The most selfless thing one can do is to not take other people’s bad trips seriously. Don’t put energy into them; don’t play along. See the trips as “rabbits with antlers,” as the Tibetans say—as something that doesn’t exist. Instead, put the best trip forward. If you commit yourself to the highest level of truth, you’ll cultivate the best thing that can happen in any situation.

Shouldn’t our priority in the Diamond Way be helping others? Isn’t it egotistical for us to only spend our free time on our own practice?

I try not to get too stiff here. When people do something for themselves I always say, “Do it with the motivation to be able to share with others and benefit them later.”

And when people do something good for others I say, “Be happy that you have the chance to build up good karma for yourself”! Many people have the idea that they need to make themselves strong before helping others. Other people want to help under all circumstances, without making themselves strong first—but then they are not able to do much. Both of these extremes are quite common.

I always advise people to see the big picture and to separate themselves from others as little as possible. If you think, “When I do something good for myself, may others also be happy!”, then you’ll see it as a resource to be able to do more for others. And when you do something for others, you can be happy that you’re developing good karma and insight. Cutting through this idea of an “I” and a “you” is a very good idea.

Everything is the art of the possible. In Buddhism, there are three different ways to benefit beings. You can benefit them as a king does: first you make yourself strong and then you share with others. You can benefit them like a boatman, thinking, “let’s all reach the far bank of the river together.” And finally, you can benefit them like a shepherd: you help the others through first and then you go yourself.
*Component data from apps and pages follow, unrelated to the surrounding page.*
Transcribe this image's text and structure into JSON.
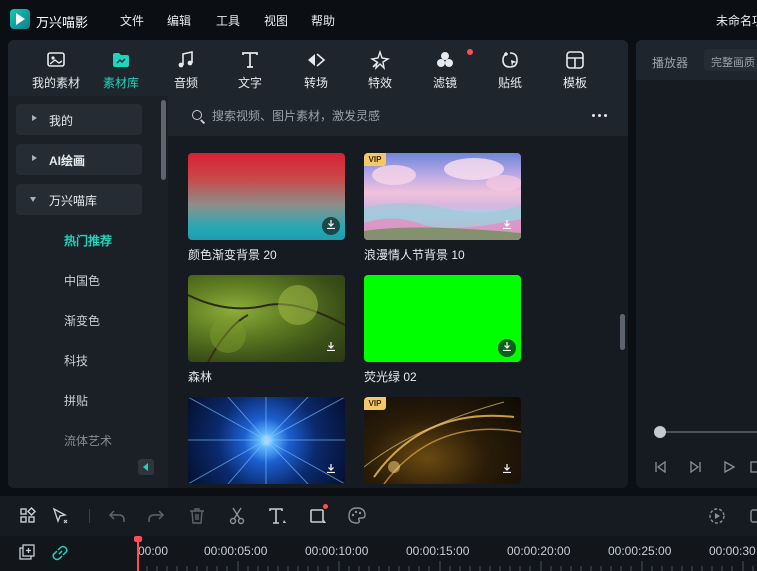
{
  "app": {
    "title": "万兴喵影",
    "document_title": "未命名项"
  },
  "menu": [
    "文件",
    "编辑",
    "工具",
    "视图",
    "帮助"
  ],
  "tabs": [
    {
      "label": "我的素材",
      "icon": "my-media-icon",
      "active": false
    },
    {
      "label": "素材库",
      "icon": "stock-library-icon",
      "active": true
    },
    {
      "label": "音频",
      "icon": "audio-icon",
      "active": false
    },
    {
      "label": "文字",
      "icon": "text-icon",
      "active": false
    },
    {
      "label": "转场",
      "icon": "transition-icon",
      "active": false
    },
    {
      "label": "特效",
      "icon": "effects-icon",
      "active": false
    },
    {
      "label": "滤镜",
      "icon": "filter-icon",
      "active": false,
      "notification": true
    },
    {
      "label": "贴纸",
      "icon": "sticker-icon",
      "active": false
    },
    {
      "label": "模板",
      "icon": "template-icon",
      "active": false
    }
  ],
  "sidebar": {
    "groups": [
      {
        "label": "我的",
        "expanded": false
      },
      {
        "label": "AI绘画",
        "expanded": false
      },
      {
        "label": "万兴喵库",
        "expanded": true
      }
    ],
    "items": [
      "热门推荐",
      "中国色",
      "渐变色",
      "科技",
      "拼贴",
      "流体艺术"
    ],
    "active_item": "热门推荐"
  },
  "search": {
    "placeholder": "搜索视频、图片素材，激发灵感"
  },
  "media": [
    {
      "label": "颜色渐变背景 20",
      "vip": false
    },
    {
      "label": "浪漫情人节背景 10",
      "vip": true,
      "badge": "VIP"
    },
    {
      "label": "森林",
      "vip": false
    },
    {
      "label": "荧光绿 02",
      "vip": false
    },
    {
      "label": "",
      "vip": false
    },
    {
      "label": "",
      "vip": true,
      "badge": "VIP"
    }
  ],
  "preview": {
    "tab_player": "播放器",
    "tab_quality": "完整画质"
  },
  "timeline": {
    "ruler": [
      "00:00",
      "00:00:05:00",
      "00:00:10:00",
      "00:00:15:00",
      "00:00:20:00",
      "00:00:25:00",
      "00:00:30"
    ]
  },
  "colors": {
    "accent": "#20d3bc",
    "notification": "#ff4d55",
    "vip": "#f4c767"
  }
}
Christianity mainly uses the shepherd system, but there is always a victim role involved along with the attitude that helping must be difficult and full of suffering. That comes from Jesus, who demonstrated it through his own suffering and sacrifice. In Buddhism, the attitude is completely different. With us, helping is the highest joy and something completely natural. If people have good karma, they meet you on a day when your actions are effective and successful, and if they have bad karma they come on a day when you’re making mistakes. And the whole time you simply do your best and see what works. There is no commandment from above. Minds in development may not always be equally talented, but they are basically nice. One does what one can, and people get something more or less useful depending on their karma. The more you enjoy helping others the better.